### Dataset rows describing interfaces
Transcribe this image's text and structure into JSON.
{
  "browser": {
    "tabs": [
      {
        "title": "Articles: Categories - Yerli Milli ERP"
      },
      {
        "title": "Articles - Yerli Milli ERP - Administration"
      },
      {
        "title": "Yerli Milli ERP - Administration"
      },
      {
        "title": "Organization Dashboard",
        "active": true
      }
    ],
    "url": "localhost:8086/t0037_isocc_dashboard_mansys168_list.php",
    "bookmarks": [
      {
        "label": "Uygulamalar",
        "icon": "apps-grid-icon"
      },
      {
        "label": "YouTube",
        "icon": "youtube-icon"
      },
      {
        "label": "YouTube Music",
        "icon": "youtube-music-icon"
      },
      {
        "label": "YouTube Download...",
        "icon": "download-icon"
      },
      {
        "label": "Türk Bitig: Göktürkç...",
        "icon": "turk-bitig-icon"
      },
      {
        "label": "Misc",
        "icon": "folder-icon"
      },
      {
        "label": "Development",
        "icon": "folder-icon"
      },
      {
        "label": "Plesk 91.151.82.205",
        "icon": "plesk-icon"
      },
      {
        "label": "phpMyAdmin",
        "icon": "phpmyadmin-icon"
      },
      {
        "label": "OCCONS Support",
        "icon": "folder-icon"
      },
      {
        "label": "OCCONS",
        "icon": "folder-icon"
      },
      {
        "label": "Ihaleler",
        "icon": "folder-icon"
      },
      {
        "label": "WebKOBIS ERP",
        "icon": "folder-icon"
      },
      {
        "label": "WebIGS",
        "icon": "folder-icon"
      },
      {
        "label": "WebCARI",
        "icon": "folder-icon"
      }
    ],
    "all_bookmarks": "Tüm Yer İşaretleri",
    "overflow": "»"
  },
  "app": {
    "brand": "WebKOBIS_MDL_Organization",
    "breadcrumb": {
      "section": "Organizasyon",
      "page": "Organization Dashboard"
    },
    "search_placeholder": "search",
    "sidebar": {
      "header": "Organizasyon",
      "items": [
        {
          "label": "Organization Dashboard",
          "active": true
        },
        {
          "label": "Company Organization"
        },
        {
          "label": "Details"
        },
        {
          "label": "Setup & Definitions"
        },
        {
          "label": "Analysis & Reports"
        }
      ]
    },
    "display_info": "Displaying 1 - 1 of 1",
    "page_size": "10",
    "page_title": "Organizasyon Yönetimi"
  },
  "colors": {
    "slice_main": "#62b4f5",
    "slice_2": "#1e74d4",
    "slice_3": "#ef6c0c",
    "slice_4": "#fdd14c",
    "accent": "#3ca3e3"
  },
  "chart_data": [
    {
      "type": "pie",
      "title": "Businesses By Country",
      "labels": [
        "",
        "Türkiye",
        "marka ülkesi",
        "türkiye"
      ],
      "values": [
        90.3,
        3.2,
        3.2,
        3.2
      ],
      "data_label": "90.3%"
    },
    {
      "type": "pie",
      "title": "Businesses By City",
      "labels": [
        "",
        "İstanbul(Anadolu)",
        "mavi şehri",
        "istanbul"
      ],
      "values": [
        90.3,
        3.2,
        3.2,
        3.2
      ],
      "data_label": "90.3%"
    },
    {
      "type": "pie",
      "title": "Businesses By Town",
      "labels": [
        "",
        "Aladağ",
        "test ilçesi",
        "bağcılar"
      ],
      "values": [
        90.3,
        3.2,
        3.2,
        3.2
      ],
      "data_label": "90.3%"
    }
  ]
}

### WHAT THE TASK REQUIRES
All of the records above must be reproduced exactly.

### SOLUTION BELOW
Transcribe this image's text and structure into JSON.
{
  "browser": {
    "tabs": [
      {
        "title": "Articles: Categories - Yerli Milli ERP"
      },
      {
        "title": "Articles - Yerli Milli ERP - Administration"
      },
      {
        "title": "Yerli Milli ERP - Administration"
      },
      {
        "title": "Organization Dashboard",
        "active": true
      }
    ],
    "url": "localhost:8086/t0037_isocc_dashboard_mansys168_list.php",
    "bookmarks": [
      {
        "label": "Uygulamalar",
        "icon": "apps-grid-icon"
      },
      {
        "label": "YouTube",
        "icon": "youtube-icon"
      },
      {
        "label": "YouTube Music",
        "icon": "youtube-music-icon"
      },
      {
        "label": "YouTube Download...",
        "icon": "download-icon"
      },
      {
        "label": "Türk Bitig: Göktürkç...",
        "icon": "turk-bitig-icon"
      },
      {
        "label": "Misc",
        "icon": "folder-icon"
      },
      {
        "label": "Development",
        "icon": "folder-icon"
      },
      {
        "label": "Plesk 91.151.82.205",
        "icon": "plesk-icon"
      },
      {
        "label": "phpMyAdmin",
        "icon": "phpmyadmin-icon"
      },
      {
        "label": "OCCONS Support",
        "icon": "folder-icon"
      },
      {
        "label": "OCCONS",
        "icon": "folder-icon"
      },
      {
        "label": "Ihaleler",
        "icon": "folder-icon"
      },
      {
        "label": "WebKOBIS ERP",
        "icon": "folder-icon"
      },
      {
        "label": "WebIGS",
        "icon": "folder-icon"
      },
      {
        "label": "WebCARI",
        "icon": "folder-icon"
      }
    ],
    "all_bookmarks": "Tüm Yer İşaretleri",
    "overflow": "»"
  },
  "app": {
    "brand": "WebKOBIS_MDL_Organization",
    "breadcrumb": {
      "section": "Organizasyon",
      "page": "Organization Dashboard"
    },
    "search_placeholder": "search",
    "sidebar": {
      "header": "Organizasyon",
      "items": [
        {
          "label": "Organization Dashboard",
          "active": true
        },
        {
          "label": "Company Organization"
        },
        {
          "label": "Details"
        },
        {
          "label": "Setup & Definitions"
        },
        {
          "label": "Analysis & Reports"
        }
      ]
    },
    "display_info": "Displaying 1 - 1 of 1",
    "page_size": "10",
    "page_title": "Organizasyon Yönetimi"
  },
  "colors": {
    "slice_main": "#62b4f5",
    "slice_2": "#1e74d4",
    "slice_3": "#ef6c0c",
    "slice_4": "#fdd14c",
    "accent": "#3ca3e3"
  },
  "chart_data": [
    {
      "type": "pie",
      "title": "Businesses By Country",
      "labels": [
        "",
        "Türkiye",
        "marka ülkesi",
        "türkiye"
      ],
      "values": [
        90.3,
        3.2,
        3.2,
        3.2
      ],
      "data_label": "90.3%"
    },
    {
      "type": "pie",
      "title": "Businesses By City",
      "labels": [
        "",
        "İstanbul(Anadolu)",
        "mavi şehri",
        "istanbul"
      ],
      "values": [
        90.3,
        3.2,
        3.2,
        3.2
      ],
      "data_label": "90.3%"
    },
    {
      "type": "pie",
      "title": "Businesses By Town",
      "labels": [
        "",
        "Aladağ",
        "test ilçesi",
        "bağcılar"
      ],
      "values": [
        90.3,
        3.2,
        3.2,
        3.2
      ],
      "data_label": "90.3%"
    }
  ]
}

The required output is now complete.